“So when (label boss) James Nice was talking about releasing it, I was going to say no,” says Ross.

“However, when I listen to the songs they’re really good versions, Paul (Haig)’s in very good voice.”

“And the sound quality is pretty good really for a live record of almost 40 years ago.”

Which will be a relief to the band, their legendarily perfectionist nature seeing the foursome (completed by bassist Davy Weddell) ditch debut ‘Sorry for Laughing’ and travel to Brussels to re-record the 10 tracks – adding somewhat to their mystique.

“Things would have been a lot different if we’d had YouTube and everything else that’s available now,” Haig admits.

“We were very young and had no great experience of recording,” Ross continues. “Someone aged 26 or 27 trying to tell us how we should be recording ourselves... we always felt there was a kind of element of excitement that was always missing in a studio.”

The band’s live performances are indeed the stuff of legend with the foursome often quoted as influential and ‘seminal’.

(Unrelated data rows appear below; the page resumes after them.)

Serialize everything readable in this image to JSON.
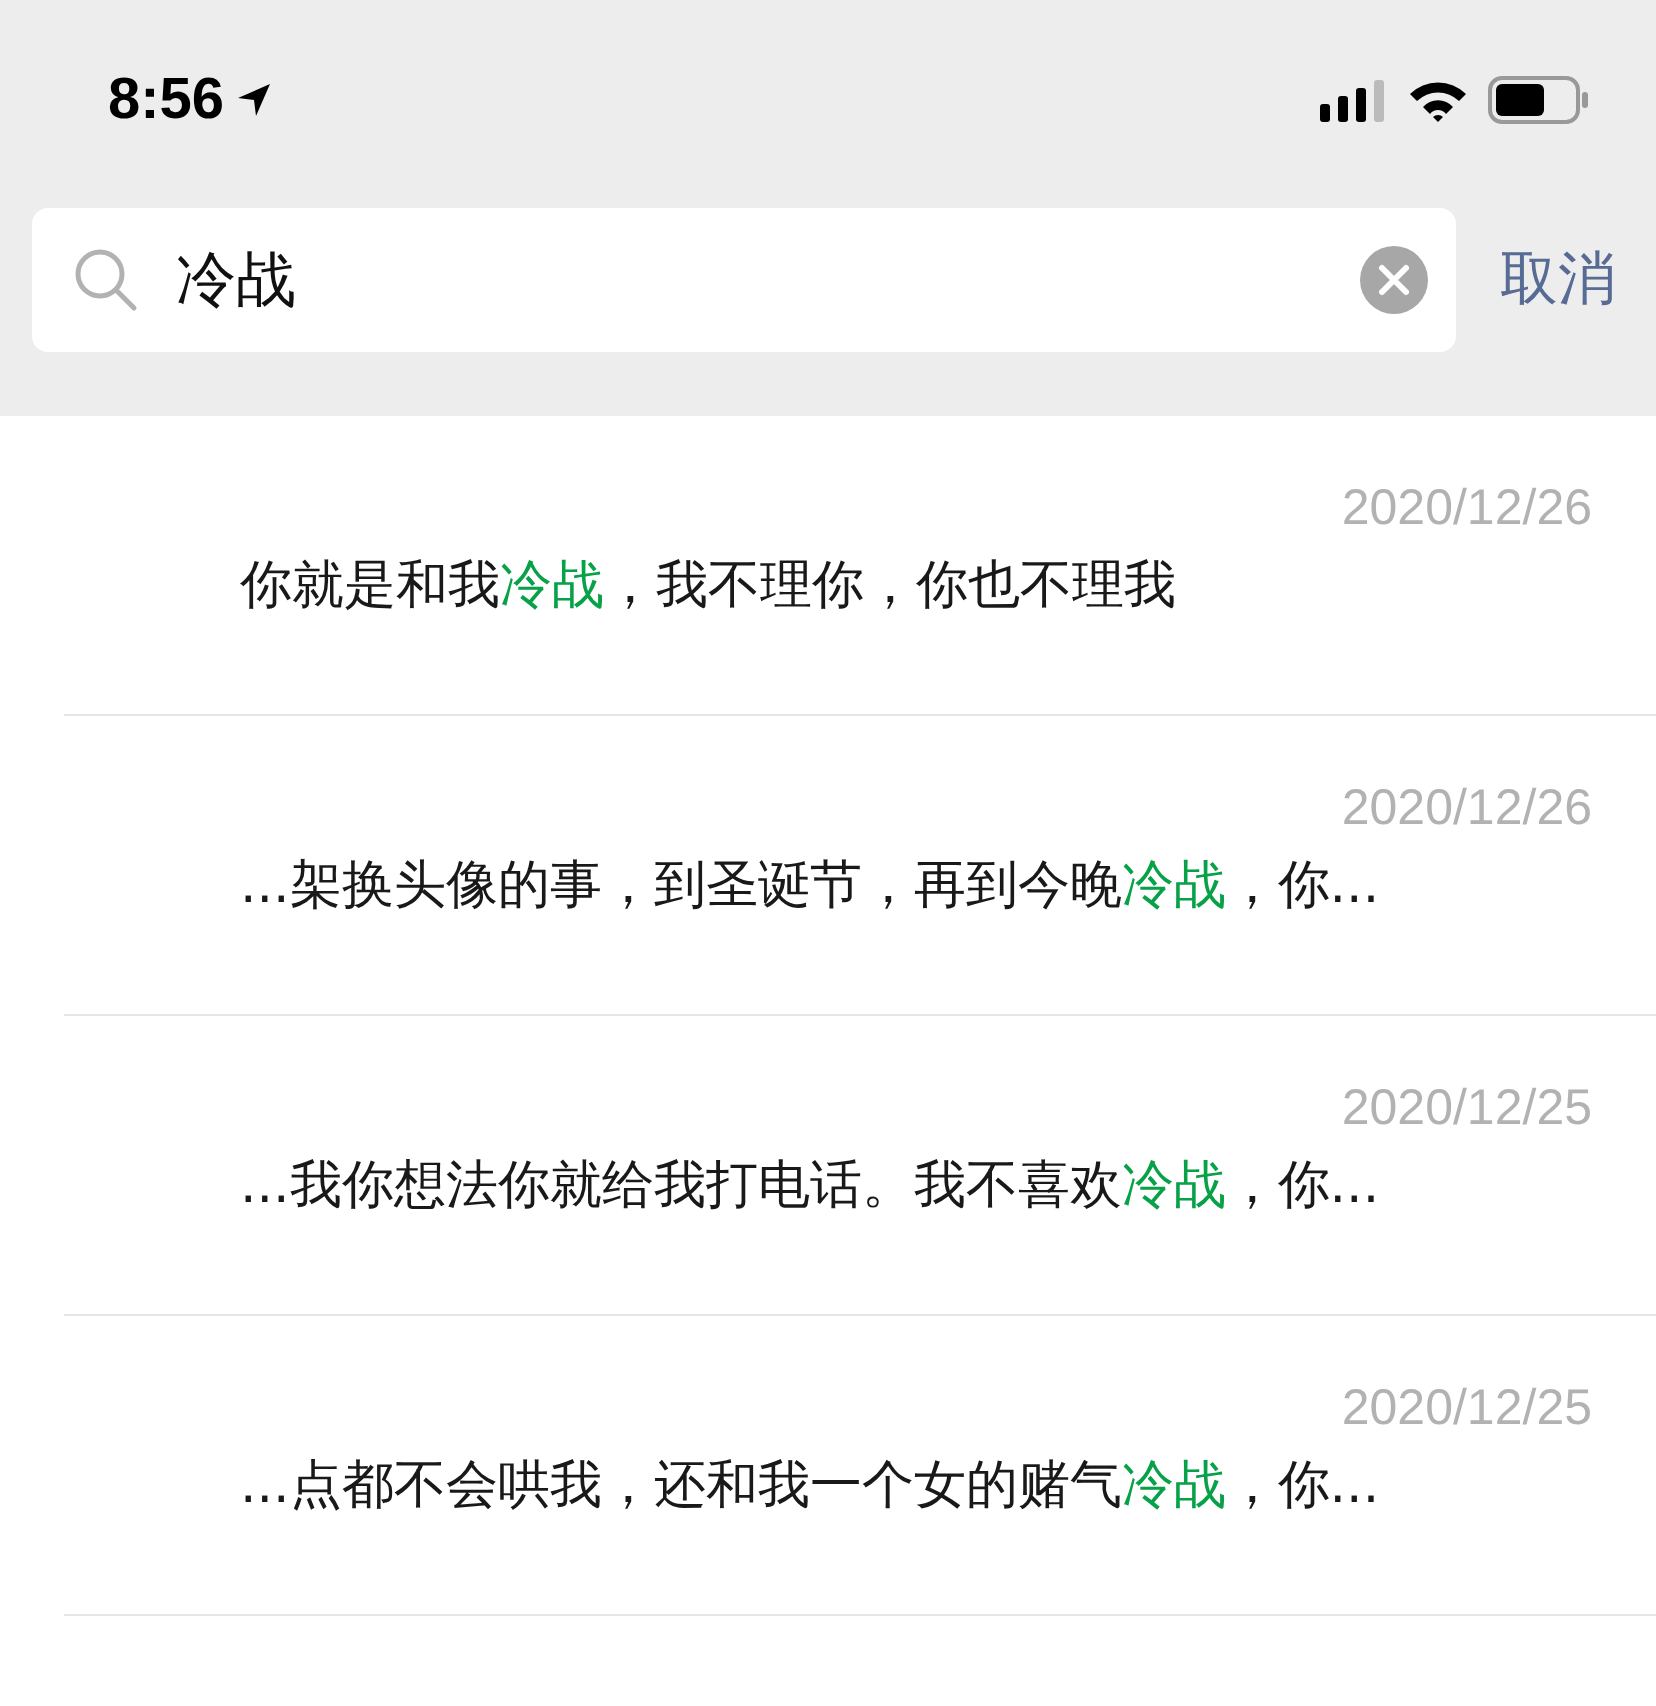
{
  "status_bar": {
    "time": "8:56"
  },
  "search": {
    "value": "冷战",
    "cancel": "取消"
  },
  "results": [
    {
      "date": "2020/12/26",
      "message": [
        {
          "text": "你就是和我",
          "highlight": false
        },
        {
          "text": "冷战",
          "highlight": true
        },
        {
          "text": "，我不理你，你也不理我",
          "highlight": false
        }
      ]
    },
    {
      "date": "2020/12/26",
      "message": [
        {
          "text": "...架换头像的事，到圣诞节，再到今晚",
          "highlight": false
        },
        {
          "text": "冷战",
          "highlight": true
        },
        {
          "text": "，你...",
          "highlight": false
        }
      ]
    },
    {
      "date": "2020/12/25",
      "message": [
        {
          "text": "...我你想法你就给我打电话。我不喜欢",
          "highlight": false
        },
        {
          "text": "冷战",
          "highlight": true
        },
        {
          "text": "，你...",
          "highlight": false
        }
      ]
    },
    {
      "date": "2020/12/25",
      "message": [
        {
          "text": "...点都不会哄我，还和我一个女的赌气",
          "highlight": false
        },
        {
          "text": "冷战",
          "highlight": true
        },
        {
          "text": "，你...",
          "highlight": false
        }
      ]
    }
  ]
}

“Franz Ferdinand were quite open about owning us a slight debt,” Ross contends, “but if you get a group of young people in a room and give them bass guitar, drums and a couple of mics they’re always likely to come up with something that sounds quite similar – that 1977 year zero punk rock thing meant the rules of making rock music were ripped up.”

That spirit translates into the new album, capturing the frenetic sound of the band four decades ago – and which can be heard today in chart acts like Futureheads and The Rapture. Ross went on to have commercial success successfully with Orange Juice, as well as Aztec Camera – both of whom cracked the pop charts rather than remaining underground.

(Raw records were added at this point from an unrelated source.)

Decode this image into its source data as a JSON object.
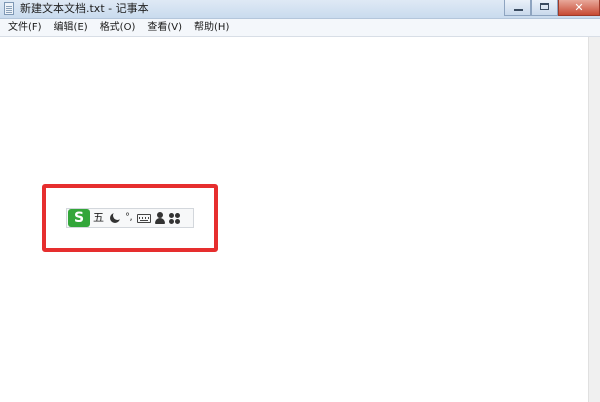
{
  "window": {
    "title": "新建文本文档.txt - 记事本",
    "close_glyph": "✕"
  },
  "menu": {
    "items": [
      "文件(F)",
      "编辑(E)",
      "格式(O)",
      "查看(V)",
      "帮助(H)"
    ]
  },
  "ime_toolbar": {
    "logo_letter": "S",
    "mode_label": "五",
    "punctuation_label": "°,",
    "icons": [
      "sogou-logo-icon",
      "moon-icon",
      "punctuation-icon",
      "keyboard-icon",
      "user-icon",
      "apps-icon"
    ],
    "logo_color": "#33a63a"
  },
  "highlight": {
    "color": "#e62e2e"
  }
}
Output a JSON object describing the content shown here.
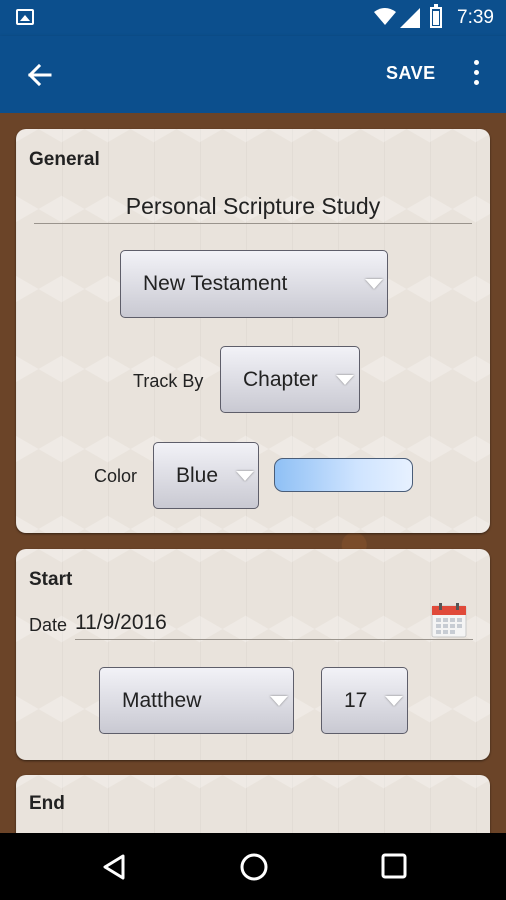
{
  "status_bar": {
    "time": "7:39",
    "icons": [
      "image-icon",
      "wifi-icon",
      "signal-icon",
      "battery-icon"
    ]
  },
  "app_bar": {
    "save_label": "SAVE",
    "color": "#0c4f8d"
  },
  "general": {
    "heading": "General",
    "title_value": "Personal Scripture Study",
    "collection_selected": "New Testament",
    "track_by_label": "Track By",
    "track_by_selected": "Chapter",
    "color_label": "Color",
    "color_selected": "Blue",
    "color_swatch": "#8fc0f5"
  },
  "start": {
    "heading": "Start",
    "date_label": "Date",
    "date_value": "11/9/2016",
    "book_selected": "Matthew",
    "chapter_selected": "17"
  },
  "end": {
    "heading": "End"
  }
}
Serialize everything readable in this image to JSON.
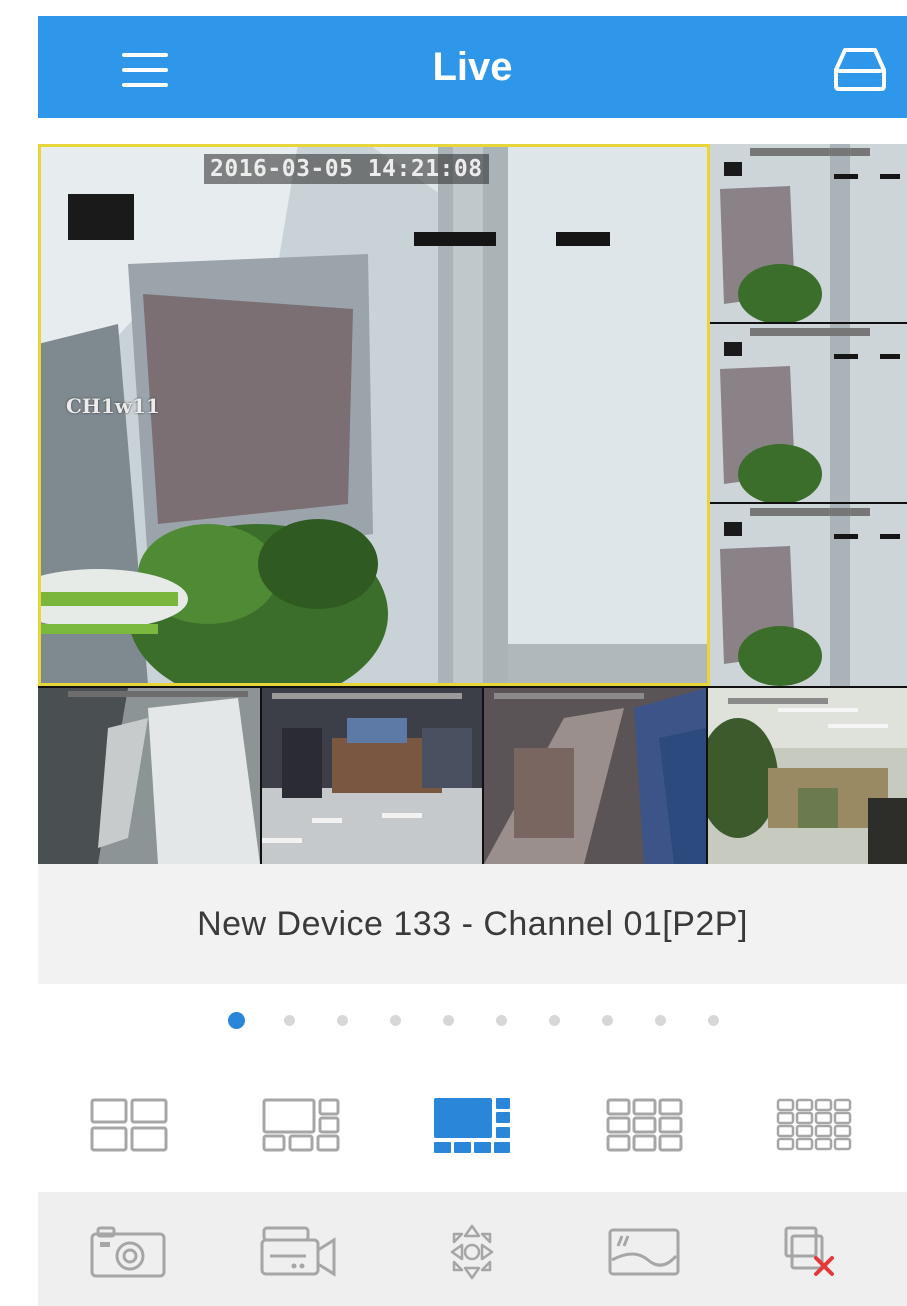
{
  "header": {
    "title": "Live",
    "menu_icon": "hamburger-menu-icon",
    "device_icon": "hard-drive-icon"
  },
  "live_view": {
    "main_tile": {
      "timestamp": "2016-03-05 14:21:08",
      "channel_label": "CH1w11"
    }
  },
  "channel_bar": {
    "name": "New Device 133 - Channel 01[P2P]"
  },
  "pagination": {
    "total_pages": 10,
    "current_page": 1
  },
  "layout_options": {
    "selected": "1+7",
    "items": [
      "4-split",
      "1+5",
      "1+7",
      "9-split",
      "16-split"
    ]
  },
  "toolbar": {
    "items": [
      "camera-snapshot-icon",
      "video-record-icon",
      "ptz-control-icon",
      "image-quality-icon",
      "close-all-icon"
    ]
  },
  "colors": {
    "header": "#2f97e9",
    "accent": "#2a86d8",
    "selected_tile_border": "#e6d63a",
    "icon_gray": "#a6a6a6"
  }
}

“I’d say that was the difference between us and Orange Juice,” says Ross. “Edwyn (Collins) was always nodding towards music from the past, like Credence or The Byrds. We were more contemporary, strongly influenced by Television and Talking Heads and Pere Ubu, those more arty American new wave bands.

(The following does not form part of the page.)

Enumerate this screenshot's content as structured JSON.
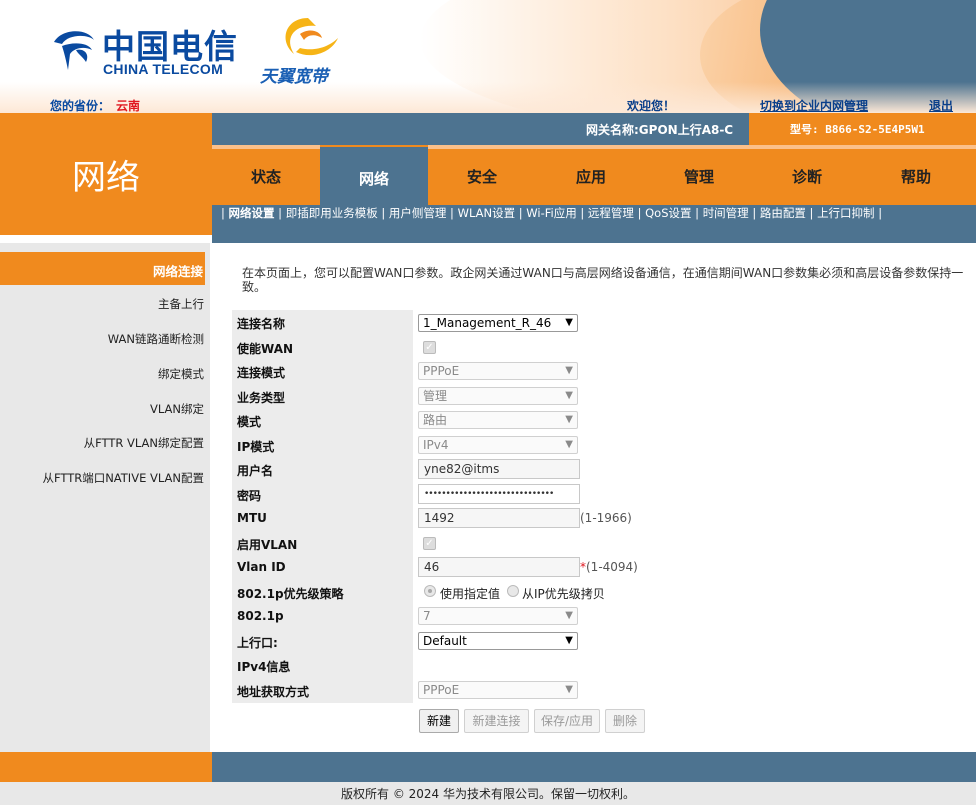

Ross now plays with Out Of The Ordinary, an Edinburgh collective formed around singer Joseph Malik, as well as with ’80s contemporary Neil Arthur out of Blancmange. However, Haig post-Josef K has largely confined himself to the recording studio to produce a string of acclaimed solo releases, often via the Crépuscule label responsible for the live release.

Although at the time not everyone was quite so appreciative.

“I remember being attacked in Amsterdam just before a concert by a group of karate-practising teenagers who thought we were weird punks,” the singer recalls.

Which might explain the rarity of the band’s shows.

“I enjoyed being away on the road; Paul didn’t,” Ross recalls. “If you were going to think about it practically you’d take a few months off and then make a new record, but you have to keep going to be successful, to some extent.”

“I prefer recording music rather than playing it live,” Haig agrees. ”There is a lot of great music around these days, especially because technology has become so much more accessible and enabling. Live music is great if you like to go on stage I guess.”

And the new record – is it a good example of Josef K’s live music? “Yes, it is,” Haig agrees. “It’s not perfect but then we were never anywhere near perfect live.“At least we didn’t break any guitar strings!”

‘The Scottish Affair (Part Two)’ is available now. More at